I'm also serious about water. If there was any water to be found, I have no idea where it was. I had a giant bottle in my bag and I'm terribly glad that I did. There's got to be somewhere that you can rent little water systems and hire one person to run around all night and make sure they're staying full. It's just responsible.

Overall, I had a really good time. I did. But that wasn't due to the event at all, it was due to all the great folks in our beer community. The social aspect of events like this is great - you get to talk about new beers, you get to introduce everyone to everyone else. I feel like I know a pretty big number of people in our little community, but I got to put some additional faces to Twitter names, which is always a great (if startling) experience.

Oh, and next year, I'm not even going to try to go to Toronado. That one's not worth discussing; we all knew that was going to be impossible. Cheers to those of you smart enough to leave the gala early and get tables.

Next year: Jumping on the VIP ticket, assuming I'm going to take a half day off of work and be there before 3:30. Lesson learned.


  1. Well said. I might add that that said Someone told our group, "No, No. They won't sell out of any beer." I am hesitant to do it next year.

  2. Good summary.

    The Bloomspot thing is fucking insulting. Thought I was supporting the event by getting tickets early but I guess that was just a ruse by the organizers to see who they could get money from first and then deploy the cheap tickets later to get even more money.

    I do want to believe that they didn't oversell, because I want to think they're honest people. But all the plastic cups would suggest something else, because if they didn't oversell then they shouldn't have needed to pull out the plastic.

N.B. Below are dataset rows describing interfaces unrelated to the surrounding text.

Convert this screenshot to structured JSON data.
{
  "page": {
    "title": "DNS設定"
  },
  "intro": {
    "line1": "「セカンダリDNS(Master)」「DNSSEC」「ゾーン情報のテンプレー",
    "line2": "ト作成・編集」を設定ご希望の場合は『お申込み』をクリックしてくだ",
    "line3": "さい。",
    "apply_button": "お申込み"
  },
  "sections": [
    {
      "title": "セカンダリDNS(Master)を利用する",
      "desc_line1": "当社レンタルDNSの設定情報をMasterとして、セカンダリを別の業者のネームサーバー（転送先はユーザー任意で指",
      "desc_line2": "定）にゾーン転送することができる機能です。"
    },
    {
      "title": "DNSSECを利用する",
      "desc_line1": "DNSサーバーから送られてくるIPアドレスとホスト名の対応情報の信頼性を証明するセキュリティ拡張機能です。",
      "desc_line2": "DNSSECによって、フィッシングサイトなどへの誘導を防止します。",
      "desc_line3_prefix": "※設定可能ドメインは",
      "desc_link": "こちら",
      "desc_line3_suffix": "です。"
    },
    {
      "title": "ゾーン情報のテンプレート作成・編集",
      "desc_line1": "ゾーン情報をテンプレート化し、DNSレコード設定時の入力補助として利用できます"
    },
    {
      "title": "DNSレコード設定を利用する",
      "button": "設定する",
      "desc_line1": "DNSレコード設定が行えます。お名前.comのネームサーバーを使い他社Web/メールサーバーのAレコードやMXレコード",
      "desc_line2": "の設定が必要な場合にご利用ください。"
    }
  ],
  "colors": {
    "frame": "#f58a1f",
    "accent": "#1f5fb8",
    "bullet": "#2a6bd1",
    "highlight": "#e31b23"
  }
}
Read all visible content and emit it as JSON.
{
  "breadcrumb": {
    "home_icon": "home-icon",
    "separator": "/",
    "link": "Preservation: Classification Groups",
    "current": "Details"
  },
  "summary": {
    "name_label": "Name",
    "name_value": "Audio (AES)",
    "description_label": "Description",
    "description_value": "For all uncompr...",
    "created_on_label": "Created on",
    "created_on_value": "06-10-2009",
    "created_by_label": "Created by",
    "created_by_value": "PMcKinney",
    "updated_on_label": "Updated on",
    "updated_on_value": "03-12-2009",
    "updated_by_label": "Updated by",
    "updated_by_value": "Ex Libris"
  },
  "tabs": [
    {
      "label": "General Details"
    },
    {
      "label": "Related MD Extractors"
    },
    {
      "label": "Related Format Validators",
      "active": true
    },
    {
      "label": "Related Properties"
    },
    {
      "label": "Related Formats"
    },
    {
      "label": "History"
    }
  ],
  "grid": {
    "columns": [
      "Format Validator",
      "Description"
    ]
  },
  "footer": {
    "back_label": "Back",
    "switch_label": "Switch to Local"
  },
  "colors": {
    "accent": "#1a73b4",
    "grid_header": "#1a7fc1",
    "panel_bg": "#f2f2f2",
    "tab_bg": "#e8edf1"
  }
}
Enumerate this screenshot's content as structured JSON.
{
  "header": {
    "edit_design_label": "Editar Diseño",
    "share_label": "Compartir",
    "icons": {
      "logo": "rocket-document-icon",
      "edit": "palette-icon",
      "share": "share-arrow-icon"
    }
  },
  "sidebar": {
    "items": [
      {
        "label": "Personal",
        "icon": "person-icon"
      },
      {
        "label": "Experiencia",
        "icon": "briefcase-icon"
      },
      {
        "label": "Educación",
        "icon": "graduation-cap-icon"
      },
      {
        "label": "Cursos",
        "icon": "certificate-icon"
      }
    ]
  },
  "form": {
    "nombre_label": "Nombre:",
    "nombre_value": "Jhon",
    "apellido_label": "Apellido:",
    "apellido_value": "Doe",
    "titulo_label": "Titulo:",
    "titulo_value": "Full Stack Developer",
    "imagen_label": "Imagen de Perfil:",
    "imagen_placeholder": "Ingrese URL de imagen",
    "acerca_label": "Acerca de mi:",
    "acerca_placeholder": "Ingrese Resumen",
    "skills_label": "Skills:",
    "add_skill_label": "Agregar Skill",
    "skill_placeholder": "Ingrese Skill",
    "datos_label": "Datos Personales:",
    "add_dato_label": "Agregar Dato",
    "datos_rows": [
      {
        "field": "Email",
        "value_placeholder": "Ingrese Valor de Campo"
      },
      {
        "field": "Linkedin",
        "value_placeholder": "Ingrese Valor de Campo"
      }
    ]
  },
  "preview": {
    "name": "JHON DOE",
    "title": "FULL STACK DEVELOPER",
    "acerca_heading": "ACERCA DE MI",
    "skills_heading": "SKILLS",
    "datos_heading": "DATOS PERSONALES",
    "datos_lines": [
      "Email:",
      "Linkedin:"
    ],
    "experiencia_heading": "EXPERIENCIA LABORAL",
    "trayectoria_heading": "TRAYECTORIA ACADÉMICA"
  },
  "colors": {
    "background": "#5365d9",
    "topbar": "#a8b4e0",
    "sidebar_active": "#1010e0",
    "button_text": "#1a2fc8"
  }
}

    Last observation: I loved the organizers telling everyone in line "as soon as people leave we'll let you in, one at a time." Who exactly leaves a beer event at 5:30 PM on a Friday?

  3. I felt the same way about the glass situation. You may have already gotten the email, but Meg sent out an email saying that everyone's invited to come to Speakeasy on April 1st to grab a glass if they didn't get one. This was the explanation: "SF Beer Week placed its glass order well in advance, but we did not receive all of our order because severe snow storms in the mid-west disrupted the shipment."

    You're right on the Bloomspot problem, Sean - so irritating. The Gala organizers are handling the aftermath really well, I think, by sending emails and being super communicative, but I would really like to see an explanation for that one. I feel like the beer community in San Francisco is so open and welcoming, and especially with the introduction of tools like Twitter, it feels like we know more than ever about what's happening with events. Having the rug pulled out from under us was really shocking.